The Young ICD Connection started in 1997 at the University of Michigan for ICD recipients, their family members and friends. Our goal is to educate in a festive yet relaxed atmosphere while connecting with others who share similar experiences.
An ICD (implantable cardioverter-defibrillator) is a small device which is implanted in patients who are at risk of sudden cardiac arrest due to ventricular fibrillation. The difference between an ICD and a pacemaker is that pacemakers are more often temporary and generally designed to consistently correct bradycardia, while ICDs are often permanent safeguards against sudden abnormalities.
People who have ICD's live full and happy lives since the ICD usually improves the person's quality of life. Living with an ICD does have some restrictions. For those who are 50 years of age and younger, being an ICD recipient carries with it a sense of isolation as well as difficulty dealing with the physical restrictions imposed by the device.

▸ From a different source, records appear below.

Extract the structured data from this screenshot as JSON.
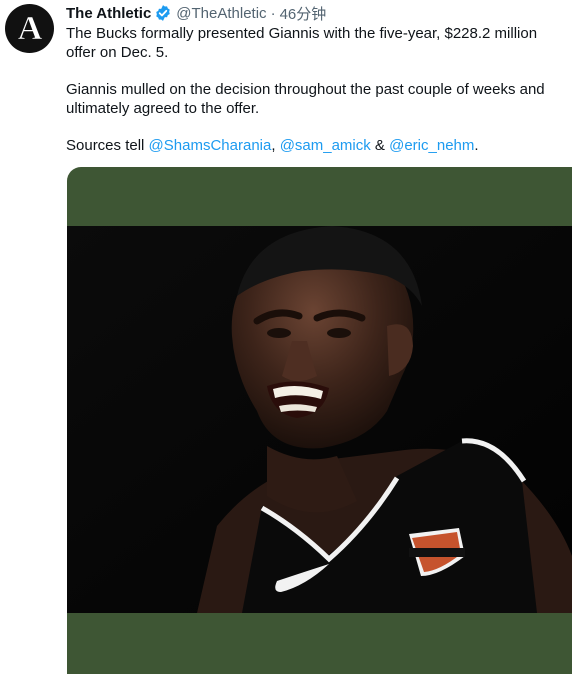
{
  "tweet": {
    "display_name": "The Athletic",
    "handle": "@TheAthletic",
    "separator": "·",
    "timestamp": "46分钟",
    "avatar_letter": "A",
    "paragraph1": "The Bucks formally presented Giannis with the five-year, $228.2 million offer on Dec. 5.",
    "paragraph2": "Giannis mulled on the decision throughout the past couple of weeks and ultimately agreed to the offer.",
    "paragraph3_prefix": "Sources tell ",
    "mention1": "@ShamsCharania",
    "comma": ", ",
    "mention2": "@sam_amick",
    "ampersand": " & ",
    "mention3": "@eric_nehm",
    "period": "."
  },
  "media": {
    "description_icon": "player-photo",
    "jersey_logo_line1": "MOTOR",
    "jersey_logo_line2": "HARLEY-DAVIDSON",
    "jersey_logo_line3": "CYCLES"
  },
  "colors": {
    "link": "#1d9bf0",
    "muted": "#536471",
    "verified": "#1d9bf0",
    "media_background": "#3e5634"
  }
}
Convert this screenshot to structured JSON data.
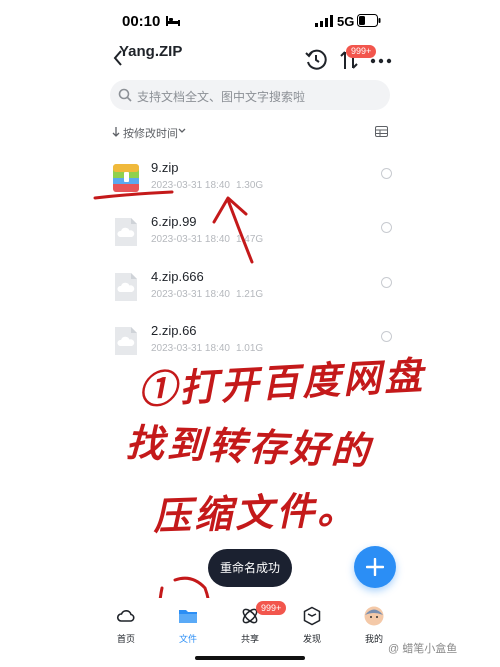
{
  "status_bar": {
    "time": "00:10",
    "network": "5G",
    "icons": [
      "bed-icon",
      "signal-icon",
      "battery-icon"
    ]
  },
  "header": {
    "title": "Yang.ZIP",
    "transfer_badge": "999+",
    "icons": [
      "back-icon",
      "history-icon",
      "transfer-icon",
      "more-icon"
    ]
  },
  "search": {
    "placeholder": "支持文档全文、图中文字搜索啦"
  },
  "sort": {
    "label": "按修改时间"
  },
  "files": [
    {
      "name": "9.zip",
      "date": "2023-03-31 18:40",
      "size": "1.30G",
      "icon": "zip-archive-icon"
    },
    {
      "name": "6.zip.99",
      "date": "2023-03-31 18:40",
      "size": "1.47G",
      "icon": "cloud-file-icon"
    },
    {
      "name": "4.zip.666",
      "date": "2023-03-31 18:40",
      "size": "1.21G",
      "icon": "cloud-file-icon"
    },
    {
      "name": "2.zip.66",
      "date": "2023-03-31 18:40",
      "size": "1.01G",
      "icon": "cloud-file-icon"
    }
  ],
  "toast": {
    "text": "重命名成功"
  },
  "tabbar": {
    "items": [
      {
        "label": "首页",
        "icon": "home-cloud-icon"
      },
      {
        "label": "文件",
        "icon": "folder-icon"
      },
      {
        "label": "共享",
        "icon": "share-icon"
      },
      {
        "label": "发现",
        "icon": "discover-icon"
      },
      {
        "label": "我的",
        "icon": "avatar-icon"
      }
    ],
    "share_badge": "999+",
    "active_index": 1
  },
  "annotation": {
    "line1": "①打开百度网盘",
    "line2": "找到转存好的",
    "line3": "压缩文件。"
  },
  "watermark": "@ 蜡笔小盒鱼",
  "colors": {
    "accent": "#2b8ef5",
    "badge": "#f2564d",
    "annotation": "#c4191a",
    "toast_bg": "#1b2130"
  }
}
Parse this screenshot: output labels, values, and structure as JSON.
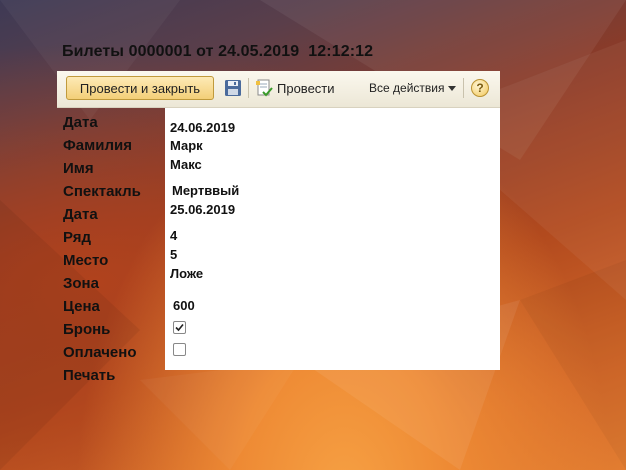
{
  "window": {
    "title": "Билеты 0000001 от 24.05.2019  12:12:12"
  },
  "toolbar": {
    "post_close_label": "Провести и закрыть",
    "save_icon": "floppy-disk-icon",
    "post_label": "Провести",
    "post_icon": "document-post-icon",
    "actions_label": "Все действия",
    "actions_icon": "dropdown-arrow-icon",
    "help_icon": "help-icon",
    "help_glyph": "?"
  },
  "fields": {
    "date": {
      "label": "Дата",
      "value": "24.06.2019"
    },
    "surname": {
      "label": "Фамилия",
      "value": "Марк"
    },
    "name": {
      "label": "Имя",
      "value": "Макс"
    },
    "play": {
      "label": "Спектакль",
      "value": "Мертввый"
    },
    "show_date": {
      "label": "Дата",
      "value": "25.06.2019"
    },
    "row": {
      "label": "Ряд",
      "value": "4"
    },
    "seat": {
      "label": "Место",
      "value": "5"
    },
    "zone": {
      "label": "Зона",
      "value": "Ложе"
    },
    "price": {
      "label": "Цена",
      "value": "600"
    },
    "reserved": {
      "label": "Бронь",
      "checked": true
    },
    "paid": {
      "label": "Оплачено",
      "checked": false
    },
    "print": {
      "label": "Печать"
    }
  },
  "colors": {
    "toolbar_bg": "#f4f0e2",
    "primary_button": "#f3cf78",
    "form_bg": "#ffffff",
    "text": "#111111"
  }
}
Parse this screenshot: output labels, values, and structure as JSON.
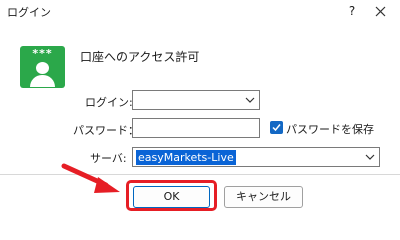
{
  "window": {
    "title": "ログイン",
    "help_label": "?"
  },
  "header": {
    "heading": "口座へのアクセス許可",
    "icon_stars": "***"
  },
  "form": {
    "login_label": "ログイン:",
    "login_value": "",
    "password_label": "パスワード：",
    "password_value": "",
    "save_password_label": "パスワードを保存",
    "save_password_checked": true,
    "server_label": "サーバ:",
    "server_value": "easyMarkets-Live"
  },
  "buttons": {
    "ok_label": "OK",
    "cancel_label": "キャンセル"
  },
  "colors": {
    "highlight": "#e61e25",
    "icon_green": "#2ba84a",
    "selection": "#0a64d6",
    "checkbox": "#1368c4"
  }
}
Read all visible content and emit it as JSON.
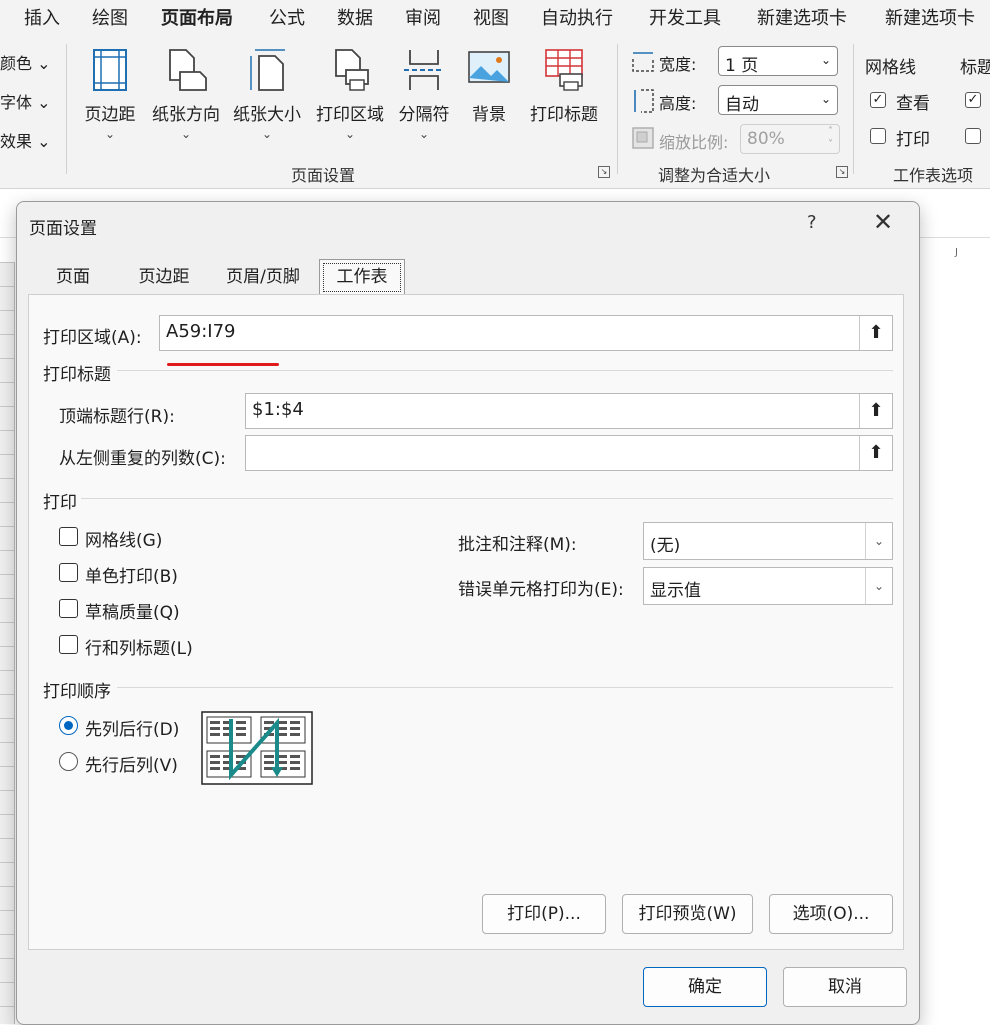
{
  "ribbon_tabs": [
    "插入",
    "绘图",
    "页面布局",
    "公式",
    "数据",
    "审阅",
    "视图",
    "自动执行",
    "开发工具",
    "新建选项卡",
    "新建选项卡"
  ],
  "ribbon_cut_items": [
    "颜色",
    "字体",
    "效果"
  ],
  "page_setup_group": {
    "label": "页面设置",
    "buttons": [
      "页边距",
      "纸张方向",
      "纸张大小",
      "打印区域",
      "分隔符",
      "背景",
      "打印标题"
    ]
  },
  "scale_group": {
    "label": "调整为合适大小",
    "width_label": "宽度:",
    "width_value": "1 页",
    "height_label": "高度:",
    "height_value": "自动",
    "scale_label": "缩放比例:",
    "scale_value": "80%"
  },
  "sheet_options_group": {
    "label": "工作表选项",
    "gridlines_header": "网格线",
    "headings_header": "标题",
    "view_label": "查看",
    "print_label": "打印",
    "gridlines_view_checked": true,
    "gridlines_print_checked": false
  },
  "column_letter": "J",
  "dialog": {
    "title": "页面设置",
    "help": "?",
    "tabs": [
      "页面",
      "页边距",
      "页眉/页脚",
      "工作表"
    ],
    "active_tab": "工作表",
    "print_area_label": "打印区域(A):",
    "print_area_value": "A59:I79",
    "print_titles_section": "打印标题",
    "top_rows_label": "顶端标题行(R):",
    "top_rows_value": "$1:$4",
    "left_cols_label": "从左侧重复的列数(C):",
    "left_cols_value": "",
    "print_section": "打印",
    "checkboxes": [
      "网格线(G)",
      "单色打印(B)",
      "草稿质量(Q)",
      "行和列标题(L)"
    ],
    "comments_label": "批注和注释(M):",
    "comments_value": "(无)",
    "errors_label": "错误单元格打印为(E):",
    "errors_value": "显示值",
    "order_section": "打印顺序",
    "order_options": [
      "先列后行(D)",
      "先行后列(V)"
    ],
    "order_selected": "先列后行(D)",
    "action_buttons": [
      "打印(P)...",
      "打印预览(W)",
      "选项(O)..."
    ],
    "ok": "确定",
    "cancel": "取消"
  },
  "colors": {
    "accent": "#0067c0",
    "annotation_red": "#e0191a",
    "preview_arrow": "#1b8a8a"
  }
}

Since the number of people in this age group is small, the Congenital Heart Center at the University of Michigan C.S. Mott Children's Hospital hosts the ICD Connection which is designed to gather young ICD recipients together for an exchange of ideas, education, and support.
For more information call - 734-936-9218